▸ **DIRECTIONS FOR THIS TASK**: Check every line below for the string "nulla", and copy the lines that contain it.

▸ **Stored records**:
• • • • •
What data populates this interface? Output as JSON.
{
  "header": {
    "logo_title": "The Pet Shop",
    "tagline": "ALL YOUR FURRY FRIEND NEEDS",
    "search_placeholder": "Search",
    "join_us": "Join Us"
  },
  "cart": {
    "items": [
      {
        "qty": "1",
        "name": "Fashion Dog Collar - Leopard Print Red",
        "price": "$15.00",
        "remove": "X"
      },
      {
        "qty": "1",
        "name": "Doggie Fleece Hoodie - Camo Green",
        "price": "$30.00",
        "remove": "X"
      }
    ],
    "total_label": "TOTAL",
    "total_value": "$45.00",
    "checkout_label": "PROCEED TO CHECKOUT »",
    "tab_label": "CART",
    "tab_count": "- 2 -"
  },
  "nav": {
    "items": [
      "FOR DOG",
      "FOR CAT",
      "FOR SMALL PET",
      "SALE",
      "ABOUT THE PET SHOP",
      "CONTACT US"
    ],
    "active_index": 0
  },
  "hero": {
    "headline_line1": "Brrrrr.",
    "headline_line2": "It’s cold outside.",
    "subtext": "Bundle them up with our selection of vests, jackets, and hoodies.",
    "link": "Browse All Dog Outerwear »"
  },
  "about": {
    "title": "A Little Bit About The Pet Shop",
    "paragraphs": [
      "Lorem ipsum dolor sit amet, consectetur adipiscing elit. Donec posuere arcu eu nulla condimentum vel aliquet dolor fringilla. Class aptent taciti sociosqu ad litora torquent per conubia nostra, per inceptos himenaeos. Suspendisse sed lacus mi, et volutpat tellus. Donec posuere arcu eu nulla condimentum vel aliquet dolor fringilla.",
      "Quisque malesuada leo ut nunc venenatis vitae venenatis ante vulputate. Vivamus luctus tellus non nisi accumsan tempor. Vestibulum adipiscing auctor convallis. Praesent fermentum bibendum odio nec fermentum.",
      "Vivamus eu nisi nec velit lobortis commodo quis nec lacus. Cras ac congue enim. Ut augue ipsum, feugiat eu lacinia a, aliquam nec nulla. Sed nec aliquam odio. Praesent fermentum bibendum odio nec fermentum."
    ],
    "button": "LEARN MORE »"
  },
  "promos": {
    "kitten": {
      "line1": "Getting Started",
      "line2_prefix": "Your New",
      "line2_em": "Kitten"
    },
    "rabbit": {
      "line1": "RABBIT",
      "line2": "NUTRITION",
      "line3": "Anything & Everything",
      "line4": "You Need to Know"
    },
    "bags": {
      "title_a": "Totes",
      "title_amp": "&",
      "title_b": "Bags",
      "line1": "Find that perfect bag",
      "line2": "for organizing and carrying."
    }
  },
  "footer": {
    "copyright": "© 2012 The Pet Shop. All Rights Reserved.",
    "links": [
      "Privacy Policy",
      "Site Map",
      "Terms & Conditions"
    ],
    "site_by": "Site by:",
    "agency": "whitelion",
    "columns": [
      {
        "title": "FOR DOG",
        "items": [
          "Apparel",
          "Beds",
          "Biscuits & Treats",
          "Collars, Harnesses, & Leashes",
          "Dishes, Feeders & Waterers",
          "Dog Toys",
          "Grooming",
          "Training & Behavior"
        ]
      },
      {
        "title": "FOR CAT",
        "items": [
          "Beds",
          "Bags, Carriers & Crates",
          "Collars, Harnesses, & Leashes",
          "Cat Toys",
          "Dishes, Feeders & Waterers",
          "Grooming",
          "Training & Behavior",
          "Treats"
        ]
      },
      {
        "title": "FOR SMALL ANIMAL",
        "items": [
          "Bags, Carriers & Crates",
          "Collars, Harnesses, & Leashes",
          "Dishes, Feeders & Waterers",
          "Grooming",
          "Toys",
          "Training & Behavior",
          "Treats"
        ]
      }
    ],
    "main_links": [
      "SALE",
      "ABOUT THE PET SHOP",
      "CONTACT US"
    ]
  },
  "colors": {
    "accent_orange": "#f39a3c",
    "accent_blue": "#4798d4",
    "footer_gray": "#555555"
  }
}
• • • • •
▸ **ANSWER TO THIS PROBLEM**:
      "Lorem ipsum dolor sit amet, consectetur adipiscing elit. Donec posuere arcu eu nulla condimentum vel aliquet dolor fringilla. Class aptent taciti sociosqu ad litora torquent per conubia nostra, per inceptos himenaeos. Suspendisse sed lacus mi, et volutpat tellus. Donec posuere arcu eu nulla condimentum vel aliquet dolor fringilla.",
      "Vivamus eu nisi nec velit lobortis commodo quis nec lacus. Cras ac congue enim. Ut augue ipsum, feugiat eu lacinia a, aliquam nec nulla. Sed nec aliquam odio. Praesent fermentum bibendum odio nec fermentum."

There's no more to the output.